A Wyoming, New York dairy farmer was ordered to stop selling cows for slaughter until he complies with federal law.
U.S. District Court Judge Richard J. Arcara ordered Jerald P. Schumacher, who sells dairy cattle through an auction yard in Pavilion, NY to be slaughtered for human consumption, to cease doing business. The U.S. Food and Drug Administration cited a sole proprietor of the dairy farm, Schumacher, for selling cows that tested positive for illegal residues of antibiotics.
Judge Arcara, who was appointed to the federal bench by former President Ronald Reagan, signed a consent degree of permanent injunction on March 25, ending Schumacher’s ability to sell cows for human consumption.
The FDA complaint said Schumacher has sold cows for slaughter for at least 10 years with residues of the antibiotics penicillin and sulfadimethoxine in the animals’ edible tissue. The agency also said he illegally gave the cows higher-than-allowed dosages.
“The sale of animals for animal-derived human food products that contain illegal levels of animal drugs poses a significant public health risk,” said Dr. Bernadette Dunham, D.V.M., director of FDA’s Center for Veterinary Medicine. “FDA will continue to take action against producers who violate federal laws intended to protect the health of the public and of livestock.”
The farm was most recently inspected between Oct. 6 and Oct. 21, 2009, and Schumacher was given a written report detailing the violations. After FDA issued a warning letter in 2006 requiring him to abide by the law, violations continued.
The U.S. Department of Agriculture, which has the responsibility for detecting drug residues in beef sold for human consumption, cited Schumacher six times in the past 10 years.
Schumacher also violated the law by failing to keep adequate records of which cows were medicated, according to the complaint.

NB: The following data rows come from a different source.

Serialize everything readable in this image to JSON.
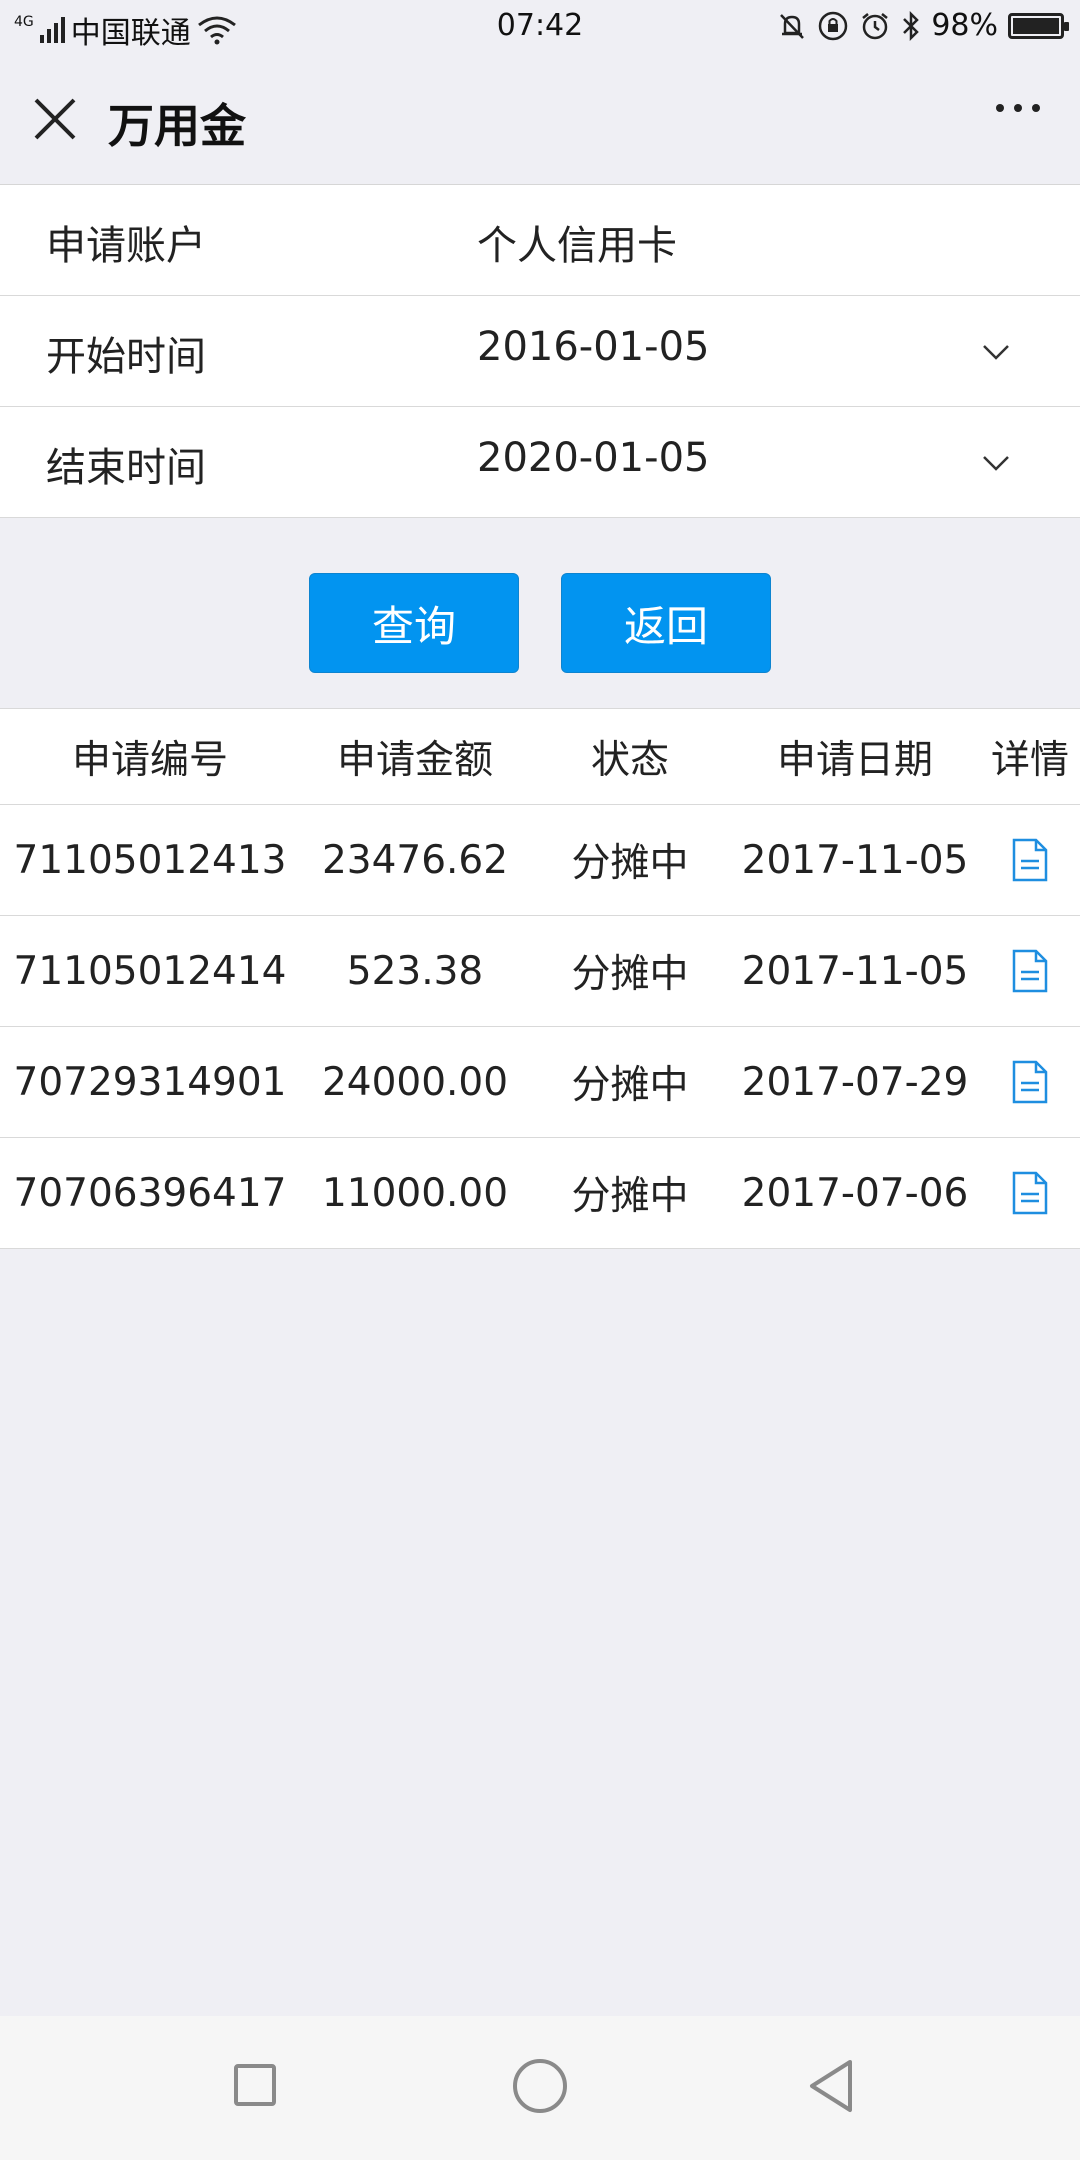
{
  "status_bar": {
    "network": "4G",
    "carrier": "中国联通",
    "time": "07:42",
    "battery": "98%"
  },
  "header": {
    "title": "万用金"
  },
  "form": [
    {
      "label": "申请账户",
      "value": "个人信用卡",
      "has_dropdown": false
    },
    {
      "label": "开始时间",
      "value": "2016-01-05",
      "has_dropdown": true
    },
    {
      "label": "结束时间",
      "value": "2020-01-05",
      "has_dropdown": true
    }
  ],
  "buttons": {
    "query": "查询",
    "back": "返回"
  },
  "table": {
    "columns": [
      "申请编号",
      "申请金额",
      "状态",
      "申请日期",
      "详情"
    ],
    "rows": [
      {
        "id": "71105012413",
        "amount": "23476.62",
        "status": "分摊中",
        "date": "2017-11-05"
      },
      {
        "id": "71105012414",
        "amount": "523.38",
        "status": "分摊中",
        "date": "2017-11-05"
      },
      {
        "id": "70729314901",
        "amount": "24000.00",
        "status": "分摊中",
        "date": "2017-07-29"
      },
      {
        "id": "70706396417",
        "amount": "11000.00",
        "status": "分摊中",
        "date": "2017-07-06"
      }
    ]
  },
  "colors": {
    "accent": "#0294f0",
    "background": "#efeff4",
    "doc_icon": "#1e8ee0"
  }
}
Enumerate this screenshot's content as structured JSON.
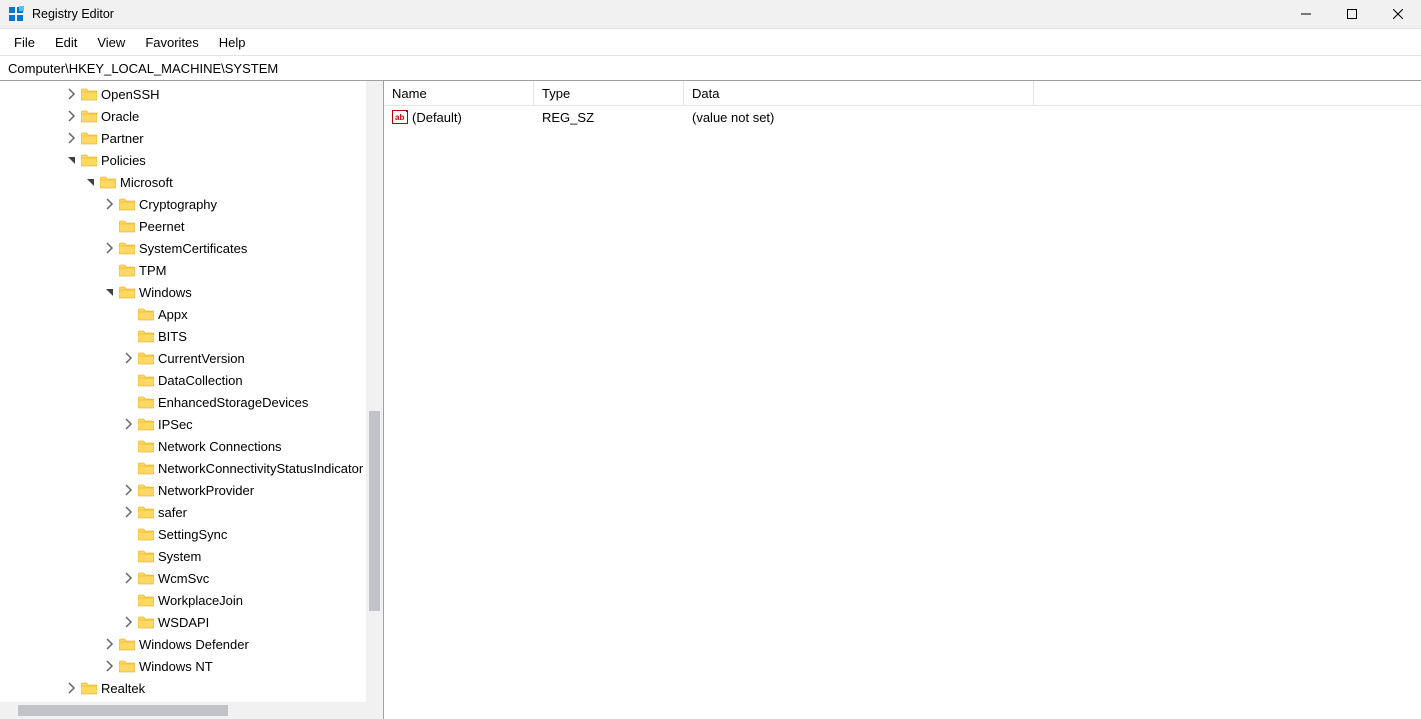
{
  "app": {
    "title": "Registry Editor"
  },
  "window_controls": {
    "minimize": "Minimize",
    "maximize": "Maximize",
    "close": "Close"
  },
  "menu": {
    "file": "File",
    "edit": "Edit",
    "view": "View",
    "favorites": "Favorites",
    "help": "Help"
  },
  "address": {
    "path": "Computer\\HKEY_LOCAL_MACHINE\\SYSTEM"
  },
  "tree": {
    "rows": [
      {
        "depth": 3,
        "expander": "closed",
        "label": "OpenSSH"
      },
      {
        "depth": 3,
        "expander": "closed",
        "label": "Oracle"
      },
      {
        "depth": 3,
        "expander": "closed",
        "label": "Partner"
      },
      {
        "depth": 3,
        "expander": "open",
        "label": "Policies"
      },
      {
        "depth": 4,
        "expander": "open",
        "label": "Microsoft"
      },
      {
        "depth": 5,
        "expander": "closed",
        "label": "Cryptography"
      },
      {
        "depth": 5,
        "expander": "none",
        "label": "Peernet"
      },
      {
        "depth": 5,
        "expander": "closed",
        "label": "SystemCertificates"
      },
      {
        "depth": 5,
        "expander": "none",
        "label": "TPM"
      },
      {
        "depth": 5,
        "expander": "open",
        "label": "Windows"
      },
      {
        "depth": 6,
        "expander": "none",
        "label": "Appx"
      },
      {
        "depth": 6,
        "expander": "none",
        "label": "BITS"
      },
      {
        "depth": 6,
        "expander": "closed",
        "label": "CurrentVersion"
      },
      {
        "depth": 6,
        "expander": "none",
        "label": "DataCollection"
      },
      {
        "depth": 6,
        "expander": "none",
        "label": "EnhancedStorageDevices"
      },
      {
        "depth": 6,
        "expander": "closed",
        "label": "IPSec"
      },
      {
        "depth": 6,
        "expander": "none",
        "label": "Network Connections"
      },
      {
        "depth": 6,
        "expander": "none",
        "label": "NetworkConnectivityStatusIndicator"
      },
      {
        "depth": 6,
        "expander": "closed",
        "label": "NetworkProvider"
      },
      {
        "depth": 6,
        "expander": "closed",
        "label": "safer"
      },
      {
        "depth": 6,
        "expander": "none",
        "label": "SettingSync"
      },
      {
        "depth": 6,
        "expander": "none",
        "label": "System"
      },
      {
        "depth": 6,
        "expander": "closed",
        "label": "WcmSvc"
      },
      {
        "depth": 6,
        "expander": "none",
        "label": "WorkplaceJoin"
      },
      {
        "depth": 6,
        "expander": "closed",
        "label": "WSDAPI"
      },
      {
        "depth": 5,
        "expander": "closed",
        "label": "Windows Defender"
      },
      {
        "depth": 5,
        "expander": "closed",
        "label": "Windows NT"
      },
      {
        "depth": 3,
        "expander": "closed",
        "label": "Realtek"
      }
    ]
  },
  "list": {
    "headers": {
      "name": "Name",
      "type": "Type",
      "data": "Data"
    },
    "rows": [
      {
        "name": "(Default)",
        "type": "REG_SZ",
        "data": "(value not set)"
      }
    ]
  }
}
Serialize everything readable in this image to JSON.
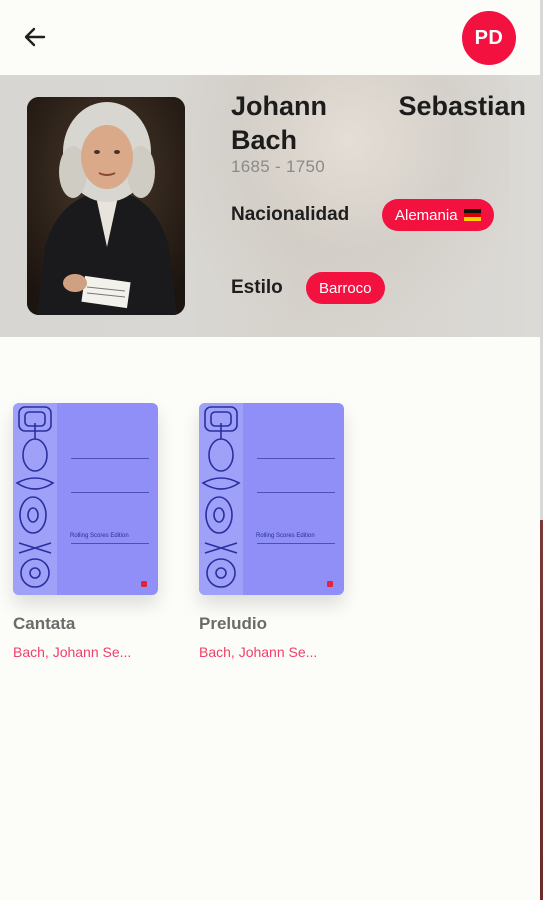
{
  "appbar": {
    "back_icon": "arrow-left-icon",
    "avatar_initials": "PD",
    "accent_color": "#f2113f"
  },
  "composer": {
    "name_first": "Johann",
    "name_middle": "Sebastian",
    "name_last": "Bach",
    "years": "1685 - 1750",
    "nationality_label": "Nacionalidad",
    "nationality_value": "Alemania",
    "nationality_flag": "germany-flag-icon",
    "style_label": "Estilo",
    "style_value": "Barroco"
  },
  "works": [
    {
      "title": "Cantata",
      "composer": "Bach, Johann Se...",
      "cover_text": "Rolling Scores Edition"
    },
    {
      "title": "Preludio",
      "composer": "Bach, Johann Se...",
      "cover_text": "Rolling Scores Edition"
    }
  ]
}
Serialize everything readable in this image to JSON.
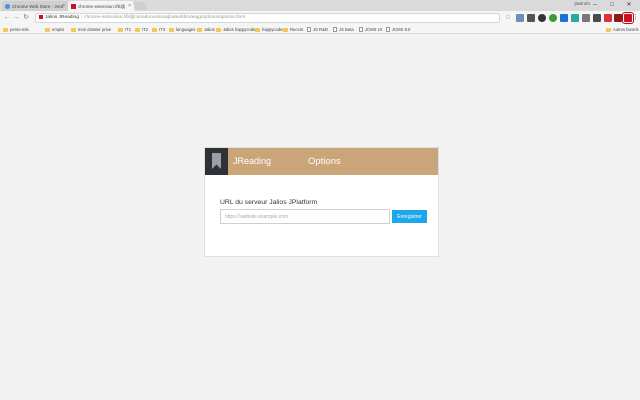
{
  "browser": {
    "tabs": [
      {
        "title": "Chrome Web Store - Jrea",
        "active": false
      },
      {
        "title": "chrome-extension://lkljfj",
        "active": true
      }
    ],
    "window_user": "jlaslrofo",
    "controls": {
      "minimize": "–",
      "maximize": "□",
      "close": "✕"
    },
    "address": {
      "site_label": "Jalios JReading",
      "url": "chrome-extension://lkljfjcooadoncekonpjbaleahbmaegg/options/options.html"
    },
    "bookmarks": [
      {
        "label": "perso-rele",
        "type": "folder"
      },
      {
        "label": "emploi",
        "type": "folder"
      },
      {
        "label": "mon dossier prive",
        "type": "folder"
      },
      {
        "label": "IT1",
        "type": "folder"
      },
      {
        "label": "IT2",
        "type": "folder"
      },
      {
        "label": "IT3",
        "type": "folder"
      },
      {
        "label": "languages",
        "type": "folder"
      },
      {
        "label": "Jalios",
        "type": "folder"
      },
      {
        "label": "Jalios happycoder",
        "type": "folder"
      },
      {
        "label": "happycoder",
        "type": "folder"
      },
      {
        "label": "Recent",
        "type": "folder"
      },
      {
        "label": "JS R&D",
        "type": "page"
      },
      {
        "label": "JS Beta",
        "type": "page"
      },
      {
        "label": "JCMS 10",
        "type": "page"
      },
      {
        "label": "JCMS 9.0",
        "type": "page"
      }
    ],
    "other_bookmarks": "Autres favoris"
  },
  "header": {
    "brand": "JReading",
    "title": "Options"
  },
  "form": {
    "label": "URL du serveur Jalios JPlatform",
    "placeholder": "https://website.example.com",
    "value": "",
    "save_label": "Enregistrer"
  },
  "colors": {
    "header_bg": "#cba57a",
    "logo_bg": "#2f3136",
    "button_bg": "#1ca8e8",
    "active_tab_favicon": "#c4161c"
  }
}
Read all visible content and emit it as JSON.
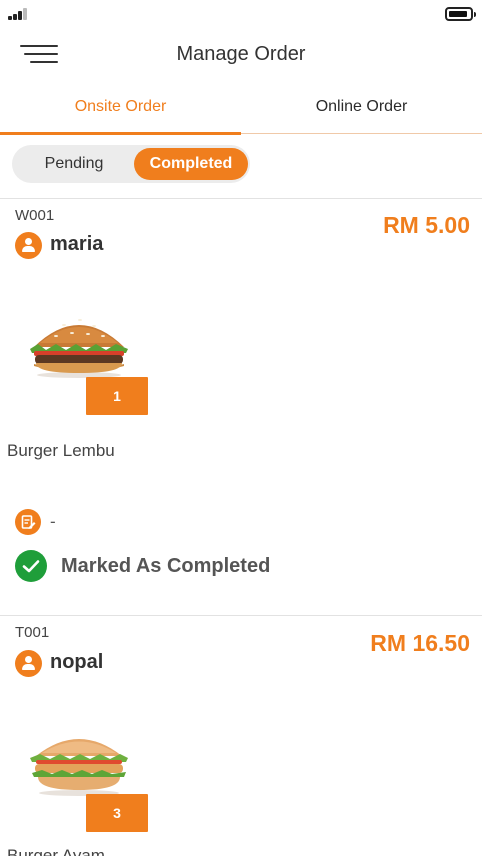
{
  "header": {
    "title": "Manage Order"
  },
  "tabs": [
    {
      "label": "Onsite Order"
    },
    {
      "label": "Online Order"
    }
  ],
  "filter": {
    "pending_label": "Pending",
    "completed_label": "Completed"
  },
  "orders": [
    {
      "code": "W001",
      "price": "RM 5.00",
      "customer": "maria",
      "item": {
        "quantity": "1",
        "name": "Burger Lembu",
        "image": "beef-burger-image"
      },
      "note": "-",
      "status": "Marked As Completed"
    },
    {
      "code": "T001",
      "price": "RM 16.50",
      "customer": "nopal",
      "item": {
        "quantity": "3",
        "name": "Burger Ayam",
        "image": "chicken-burger-image"
      }
    }
  ],
  "colors": {
    "accent": "#f07e1d",
    "success": "#1f9e3a"
  }
}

FDA routinely finds dairy farmers who are selling cows for human consumption that have higher than allowed levels of animal drugs in edible tissues. On March 8, or example, FDA issued a warning letter to the Double B. Dairy, LLC in Wendell, ID for selling an animal for human consumption that had higher than allowed levels of the drug Flunixin in its system.